Bangladesh is one of the world’s leaders in solar home systems for off-grid communities, with more than 5 million of the systems now in place. But that’s not all. In Bangladesh, owners of home solar powered systems earn money by trading their surplus electricity earning a much-needed extra income during the pandemic.
SOLshare, a company that helps owners trade their surplus electricity, recently won an international award for climate change innovation. “We have created a device that can share the surplus energy and help people earn money for it,” said Salma Islam, a project manager at SOLshare, based in Dhaka, according to a report in Reuters.
Using an electronic unit installed alongside their solar system, owners can transfer excess energy into a local power “microgrid” created with other SOLshare users, allowing those who need more power to buy it. “If someone puts the device on automode it will automatically start selling energy once its (battery is) full,” Islam said.

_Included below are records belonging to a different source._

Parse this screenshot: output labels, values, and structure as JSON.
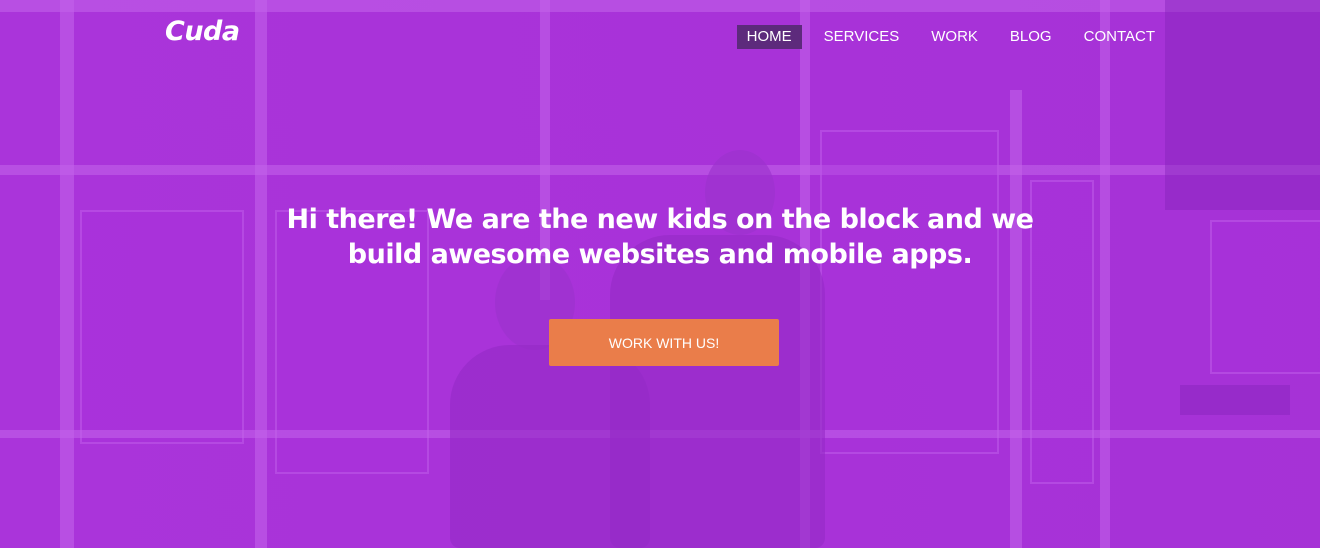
{
  "brand": {
    "logo_text": "Cuda"
  },
  "nav": {
    "items": [
      {
        "label": "HOME",
        "active": true
      },
      {
        "label": "SERVICES",
        "active": false
      },
      {
        "label": "WORK",
        "active": false
      },
      {
        "label": "BLOG",
        "active": false
      },
      {
        "label": "CONTACT",
        "active": false
      }
    ]
  },
  "hero": {
    "headline_line1": "Hi there! We are the new kids on the block and we",
    "headline_line2": "build awesome websites and mobile apps.",
    "cta_label": "WORK WITH US!"
  },
  "colors": {
    "hero_overlay": "#ab35da",
    "nav_active_bg": "#5d2a7c",
    "cta_bg": "#ea7d4a",
    "text": "#ffffff"
  }
}
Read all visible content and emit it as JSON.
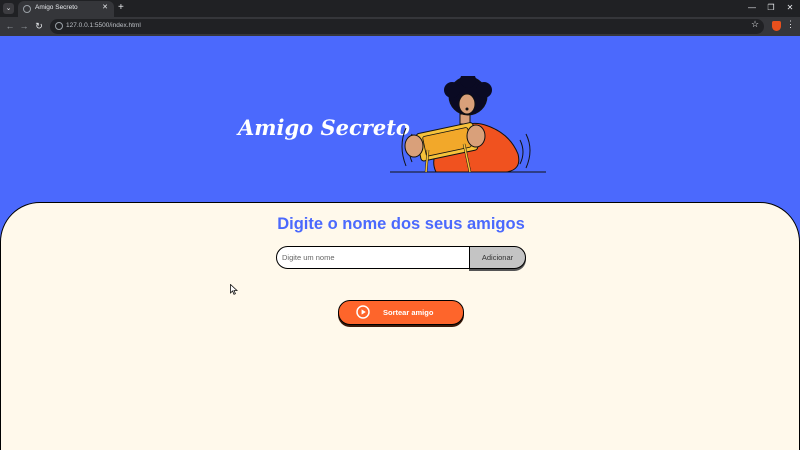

SOLshare officials said they have set up 27 “microgrids” in communities that have installed their devices across Bangladesh. A majority of their roughly 3,000 customers – most of them farmers – earn less than $5 a day, they said. The company is also in talks with the United Nation’s refugee agency to create similar microgrids in the world’s largest refugee settlement in Cox’s Bazar, home to more than 800,000 ethnic Rohingya refugees who fled persecution in Myanmar.
SOLshare officials said they hope to scale up their business to allow at least 100,000 Bangladeshis to share solar power over the next five years. One of those who has benefited from the technology is Bimal Krishna Das, 40, who said his pharmacy business in Barisal, about 250 kms from Dhaka, had taken a hit from the coronavirus pandemic. By selling electricity, he said, he was able to raise extra funds he desperately needed. “It’s such a relief to have some extra money in your pocket during this crisis,” he said.